For architect Josemaría de Churtichaga, specialization is the enemy. His Madrid-based firm, Churtichaga + Quadra-Salcedo (ch+qs), is just as happy to design city councils, libraries, and cultural centers as it is boats, furniture, books, typography, and, as the English translation of the firm’s website so fantastically put its, “establishments in the Sahara for petroliferous companies” (sign us up for one of those!). De Churtichaga was in New York recently for the opening of “Magic Carpet,” an installation of 36 shipping containers suspended from the ceiling of Pier 57, and made time to answer our questions about his impressions of the cavernous space, the project, and what’s next on his to-do list (spoiler alert: “a secret underground architectonic project on the beautiful island of Mallorca”).

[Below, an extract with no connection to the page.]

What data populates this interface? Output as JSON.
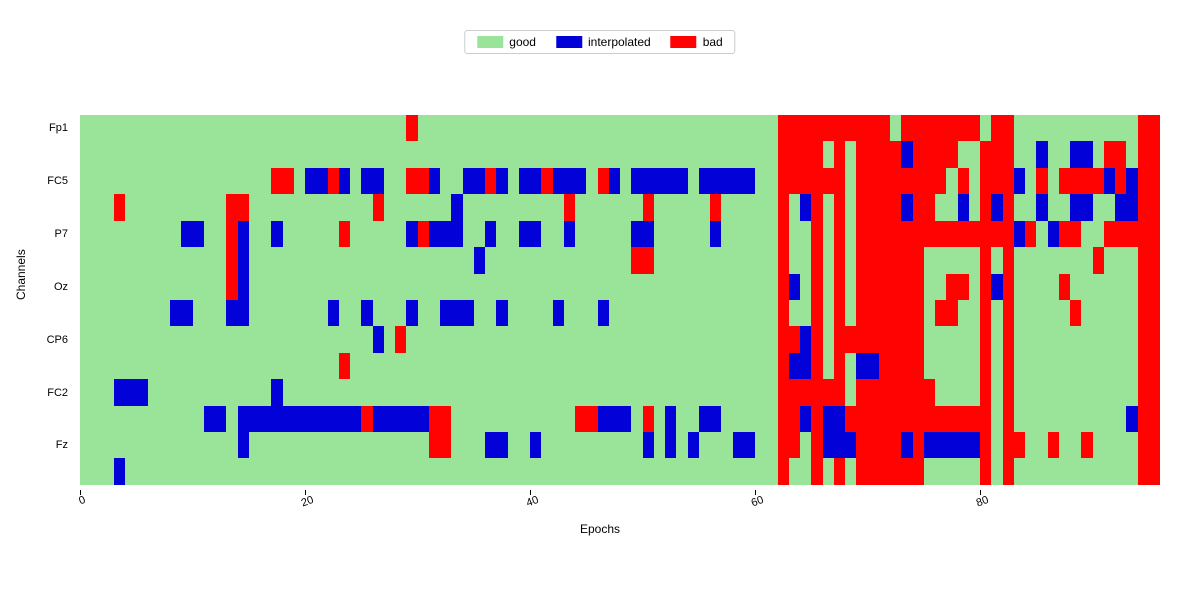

What were your first impressions of Pier 57?
My first impression was of a fantastic atmospheric experience. For me, architecture is more of an atmospheric problem than a formal problem. Architecture is about building atmospheres, about defining the way a space or environment affects us through our senses, which are our interface with the world. The quality of architecture then is rooted in the intensity by which it affects us. Pier 57 is full of this atmospheric quality. When we walk trough the pier, an extremely attractive industrial space excites our memories, the subtle light is challenging our eyes, the loneliness and echoes everywhere affect our ears, and everything has a flavor of the untouched authenticity of a lost activity. Those are spatial and emotional virtues to be preserved in Pier 57.
What did you create for the space?
We decided to build a changing, mutable space of containers, inside an extremely challenging and attractive space that could solve an enormous amounts of different events’ requirements, and at the same time preserving the view across the space from the city towards the Hudson.
You’ve used shipping containers in previous projects. How did they function here?
In some way this space is setting the tone of what will happen in the whole pier refurbishment. The container as a design tool has in my opinion many advantages. Its repetition and its diversity gives the spaces a less formal sensation, and at the same time is a “memory machine” that talks to us about dealing directly with the industrial world.